03 December 2006

Adrenalin high

Just got home from my best ever evening service at the restaurant. We had 40 (!) bookings, which is near maximum capacity for the tiny neighbourhood establishment where Chefette plies her trade. Plus a couple of walk-in tables. And although technically the hours of evening service are between 7pm and 11pm, in reality the tables are never evenly spaced over that time frame. Most of the diners on a Saturday evening arrive in two waves, the first at around 8pm, the second an hour later. All of this results in a frenetic hour-and-a-half-long tornado of concentrated physical and mental exertion, in which you're trying to whip out the best food you can in as short a time as possible.

Suffice to say, C and I were well and truly in "the zone" tonight. At one point, I had on the go -- simultaneously, mind you -- 5 bruschetta under the grill (finished with a rub of freshly cut garlic and a drizzle of olive oil), a pumpkin soup, 3 orders of beetroot tortelloni with gorgonzola sauce, 2 orders of mussels in beer batter in the deep fryer, 2 skewers of balsamic-marinated veal heart on the griddle plate, while also plating up a salad of rocket, buffalo mozzarella, parma ham and grilled figs. All with different cooking times, and at two different stations. If that's not multi-tasking on adrenalin, I don't know what is! Never in my wildest dreams in cooking school did I imagine I'd ever be able to do that kind of juggling and still turn out delicious food.

Looking back on it, what well and truly shocked me was... it didn't actually seem that hard. I've somehow started to tap into a new level of intuition at the cooker. A zen-like state of knowing instinctively which bits can be left to grill, fry or simmer while something else needs close attention. I still have to concentrate like crazy to get everything prepped and plated in the right order. But once I've spent 20-30 seconds figuring out the running time, the execution is falling into place more and more smoothly.

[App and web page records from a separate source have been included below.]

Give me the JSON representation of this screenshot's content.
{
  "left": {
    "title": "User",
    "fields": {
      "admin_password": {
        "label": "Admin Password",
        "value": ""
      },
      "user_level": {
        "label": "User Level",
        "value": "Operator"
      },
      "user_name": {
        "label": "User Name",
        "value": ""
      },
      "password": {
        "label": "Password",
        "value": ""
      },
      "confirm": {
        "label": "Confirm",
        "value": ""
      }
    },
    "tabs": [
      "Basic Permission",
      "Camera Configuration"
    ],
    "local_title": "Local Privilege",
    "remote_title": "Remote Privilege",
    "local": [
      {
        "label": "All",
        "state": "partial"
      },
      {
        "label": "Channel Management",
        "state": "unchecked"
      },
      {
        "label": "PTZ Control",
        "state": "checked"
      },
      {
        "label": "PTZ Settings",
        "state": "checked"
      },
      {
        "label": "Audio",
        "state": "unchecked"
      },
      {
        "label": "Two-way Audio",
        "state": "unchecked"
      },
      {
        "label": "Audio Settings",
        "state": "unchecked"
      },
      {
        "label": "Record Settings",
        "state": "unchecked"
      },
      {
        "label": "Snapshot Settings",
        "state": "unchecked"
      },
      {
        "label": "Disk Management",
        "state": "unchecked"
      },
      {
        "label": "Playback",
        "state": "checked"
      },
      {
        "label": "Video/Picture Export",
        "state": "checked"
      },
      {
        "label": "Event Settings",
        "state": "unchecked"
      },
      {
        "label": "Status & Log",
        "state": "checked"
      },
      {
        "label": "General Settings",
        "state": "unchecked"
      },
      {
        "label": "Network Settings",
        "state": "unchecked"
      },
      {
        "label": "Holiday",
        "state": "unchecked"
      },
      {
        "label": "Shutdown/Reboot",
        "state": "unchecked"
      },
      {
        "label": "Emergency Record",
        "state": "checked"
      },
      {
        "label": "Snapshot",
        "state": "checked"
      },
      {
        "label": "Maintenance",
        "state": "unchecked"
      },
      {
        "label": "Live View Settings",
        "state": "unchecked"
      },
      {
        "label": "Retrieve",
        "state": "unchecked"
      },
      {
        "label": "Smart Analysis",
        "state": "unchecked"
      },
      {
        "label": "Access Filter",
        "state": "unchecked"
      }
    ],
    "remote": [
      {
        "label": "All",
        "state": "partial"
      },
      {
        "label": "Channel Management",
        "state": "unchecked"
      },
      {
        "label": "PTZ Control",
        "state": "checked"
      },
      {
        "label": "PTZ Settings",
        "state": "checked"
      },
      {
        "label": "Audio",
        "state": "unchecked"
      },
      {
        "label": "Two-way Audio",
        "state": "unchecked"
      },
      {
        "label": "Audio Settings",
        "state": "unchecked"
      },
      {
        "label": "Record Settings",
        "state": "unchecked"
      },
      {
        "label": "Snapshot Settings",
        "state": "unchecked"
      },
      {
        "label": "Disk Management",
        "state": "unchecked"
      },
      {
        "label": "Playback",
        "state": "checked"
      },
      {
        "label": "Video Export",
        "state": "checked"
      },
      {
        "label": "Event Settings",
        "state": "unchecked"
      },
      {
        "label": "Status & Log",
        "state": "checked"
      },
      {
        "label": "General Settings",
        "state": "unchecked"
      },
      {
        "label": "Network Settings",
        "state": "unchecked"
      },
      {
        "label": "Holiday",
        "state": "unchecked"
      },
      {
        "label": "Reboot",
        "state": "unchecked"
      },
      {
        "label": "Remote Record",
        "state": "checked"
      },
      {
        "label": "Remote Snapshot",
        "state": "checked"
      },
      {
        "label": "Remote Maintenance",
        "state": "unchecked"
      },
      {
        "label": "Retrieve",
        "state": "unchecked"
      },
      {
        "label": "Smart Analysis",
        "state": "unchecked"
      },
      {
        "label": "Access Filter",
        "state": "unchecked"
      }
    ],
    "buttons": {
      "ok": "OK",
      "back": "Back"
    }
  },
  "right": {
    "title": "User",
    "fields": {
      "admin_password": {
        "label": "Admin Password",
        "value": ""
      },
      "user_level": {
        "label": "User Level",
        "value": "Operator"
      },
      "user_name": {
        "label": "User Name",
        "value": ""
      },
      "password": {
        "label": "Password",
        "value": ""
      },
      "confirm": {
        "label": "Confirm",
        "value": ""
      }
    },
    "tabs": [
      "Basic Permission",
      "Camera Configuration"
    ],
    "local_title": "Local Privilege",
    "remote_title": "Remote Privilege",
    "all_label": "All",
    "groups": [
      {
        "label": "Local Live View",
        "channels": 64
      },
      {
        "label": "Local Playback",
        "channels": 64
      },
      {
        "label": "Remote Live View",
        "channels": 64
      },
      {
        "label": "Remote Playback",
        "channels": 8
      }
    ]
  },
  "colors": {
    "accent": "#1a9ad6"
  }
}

Best compliment we had tonight came from one of the guests who used to be a chef at the Ivy (one of the most famous restaurants in London). He told one of the waiters he recently moved to the area, and after reading our menus in the window these past few weeks, he vowed to give us a try. He came tonight with his wife and said he really loved the food. What a warm feeling of pride welled up inside me when I heard that!

To cap off the evening, C and I finished with a couple of glasses of chilled prosecco while we were cleaning down and turning out the staff meal. A perfect aftermath to the buzz of a busy service. But I can't leave you all thinking this restaurant malarkey is all sweetness and light. I just took a look down at my hands, and my fingernails are ringed with a thin layer of reddish black grime all the way round. Not all that glamourous, eh?

1 comment:

Anonymous said...

Margaret, Sounds like you are really starting to breakthrough as a chef where your skill is becoming more second nature. To an outsider the multi-tasking activities and processes you described are mind boggling. Congratulations on your great progress. OPERAKING